• _What to do_
Pictures do not belong in the copy; print every entry exactly as it stands.

────────────────────────────────────────

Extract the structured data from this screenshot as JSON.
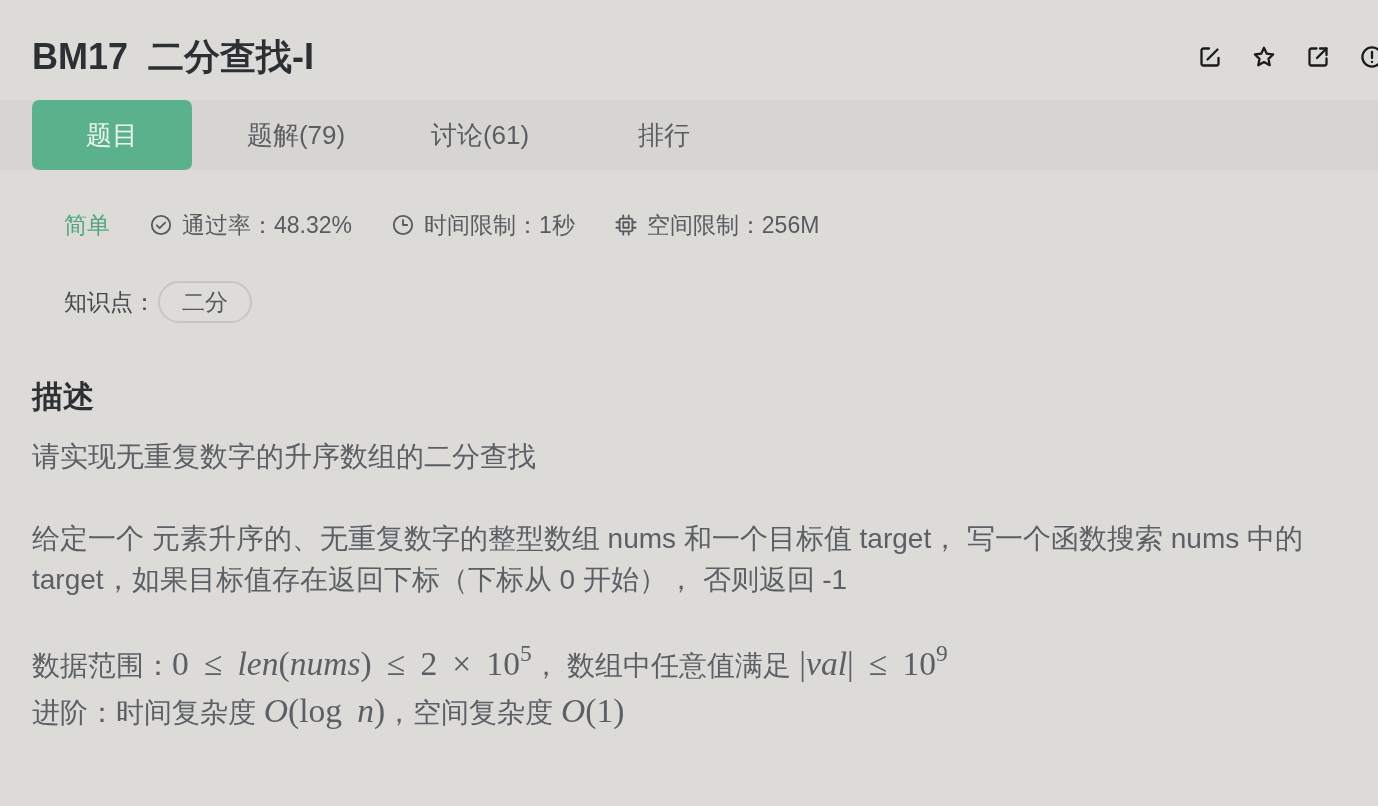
{
  "header": {
    "code": "BM17",
    "title": "二分查找-I"
  },
  "tabs": [
    {
      "label": "题目",
      "selected": true
    },
    {
      "label": "题解(79)",
      "selected": false
    },
    {
      "label": "讨论(61)",
      "selected": false
    },
    {
      "label": "排行",
      "selected": false
    }
  ],
  "meta": {
    "difficulty": "简单",
    "stats": [
      {
        "kind": "pass_rate",
        "text": "通过率：48.32%"
      },
      {
        "kind": "time_limit",
        "text": "时间限制：1秒"
      },
      {
        "kind": "memory_limit",
        "text": "空间限制：256M"
      }
    ]
  },
  "knowledge": {
    "label": "知识点：",
    "tags": [
      "二分"
    ]
  },
  "description": {
    "heading": "描述",
    "paragraphs": [
      [
        [
          {
            "kind": "text",
            "text": "请实现无重复数字的升序数组的二分查找"
          }
        ]
      ],
      [
        [
          {
            "kind": "text",
            "text": "给定一个 元素升序的、无重复数字的整型数组 nums 和一个目标值 target， 写一个函数搜索 nums 中的 target，如果目标值存在返回下标（下标从 0 开始）， 否则返回 -1"
          }
        ]
      ],
      [
        [
          {
            "kind": "text",
            "text": "数据范围："
          },
          {
            "kind": "math",
            "text": "0 ≤ *len*(*nums*) ≤ 2 × 10$^{5}$"
          },
          {
            "kind": "text",
            "text": "， 数组中任意值满足 "
          },
          {
            "kind": "math",
            "text": "|*val*| ≤ 10$^{9}$"
          }
        ],
        [
          {
            "kind": "text",
            "text": "进阶：时间复杂度 "
          },
          {
            "kind": "math",
            "text": "*O*(log *n*)"
          },
          {
            "kind": "text",
            "text": "，空间复杂度 "
          },
          {
            "kind": "math",
            "text": "*O*(1)"
          }
        ]
      ]
    ]
  }
}
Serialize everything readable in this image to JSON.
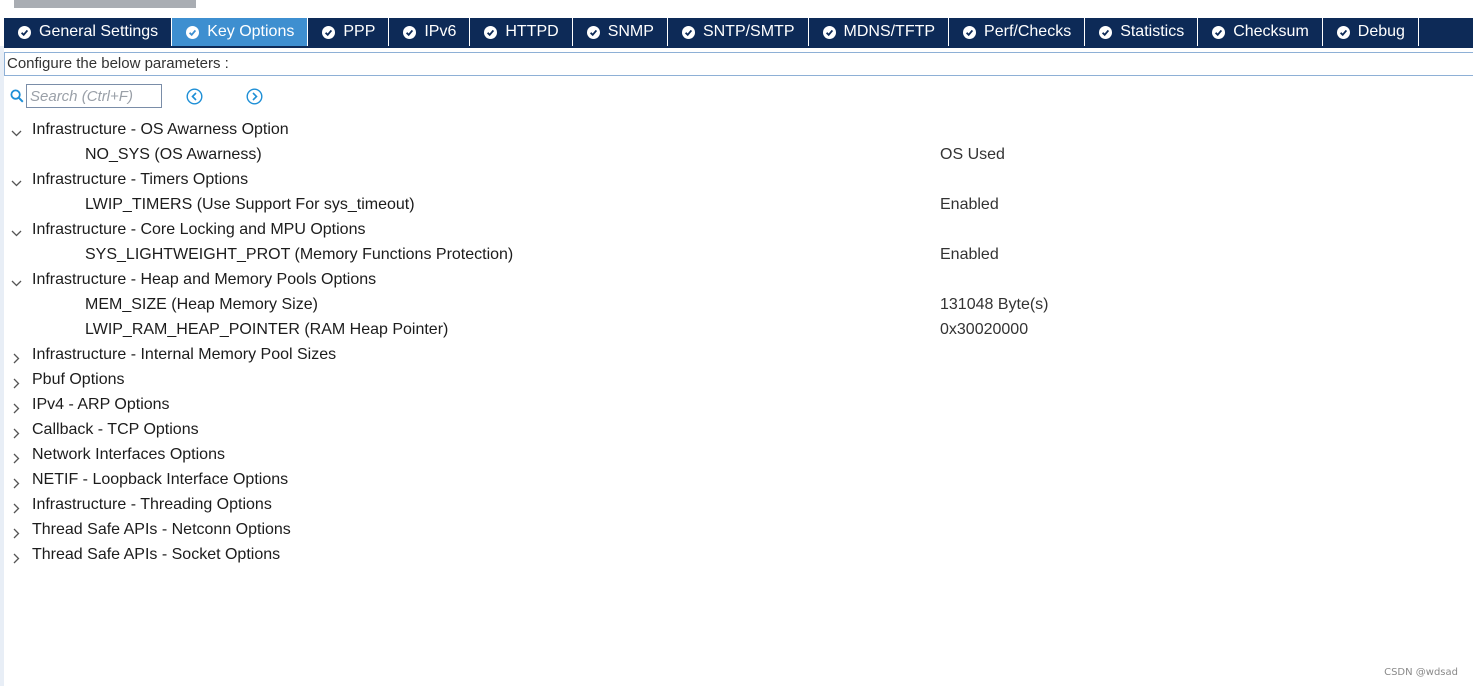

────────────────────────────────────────

• _Answer space_
Extract the structured data from this screenshot as JSON.
{
  "header": {
    "code": "BM17",
    "title": "二分查找-I"
  },
  "tabs": [
    {
      "label": "题目",
      "selected": true
    },
    {
      "label": "题解(79)",
      "selected": false
    },
    {
      "label": "讨论(61)",
      "selected": false
    },
    {
      "label": "排行",
      "selected": false
    }
  ],
  "meta": {
    "difficulty": "简单",
    "stats": [
      {
        "kind": "pass_rate",
        "text": "通过率：48.32%"
      },
      {
        "kind": "time_limit",
        "text": "时间限制：1秒"
      },
      {
        "kind": "memory_limit",
        "text": "空间限制：256M"
      }
    ]
  },
  "knowledge": {
    "label": "知识点：",
    "tags": [
      "二分"
    ]
  },
  "description": {
    "heading": "描述",
    "paragraphs": [
      [
        [
          {
            "kind": "text",
            "text": "请实现无重复数字的升序数组的二分查找"
          }
        ]
      ],
      [
        [
          {
            "kind": "text",
            "text": "给定一个 元素升序的、无重复数字的整型数组 nums 和一个目标值 target， 写一个函数搜索 nums 中的 target，如果目标值存在返回下标（下标从 0 开始）， 否则返回 -1"
          }
        ]
      ],
      [
        [
          {
            "kind": "text",
            "text": "数据范围："
          },
          {
            "kind": "math",
            "text": "0 ≤ *len*(*nums*) ≤ 2 × 10$^{5}$"
          },
          {
            "kind": "text",
            "text": "， 数组中任意值满足 "
          },
          {
            "kind": "math",
            "text": "|*val*| ≤ 10$^{9}$"
          }
        ],
        [
          {
            "kind": "text",
            "text": "进阶：时间复杂度 "
          },
          {
            "kind": "math",
            "text": "*O*(log *n*)"
          },
          {
            "kind": "text",
            "text": "，空间复杂度 "
          },
          {
            "kind": "math",
            "text": "*O*(1)"
          }
        ]
      ]
    ]
  }
}
Serialize everything readable in this image to JSON.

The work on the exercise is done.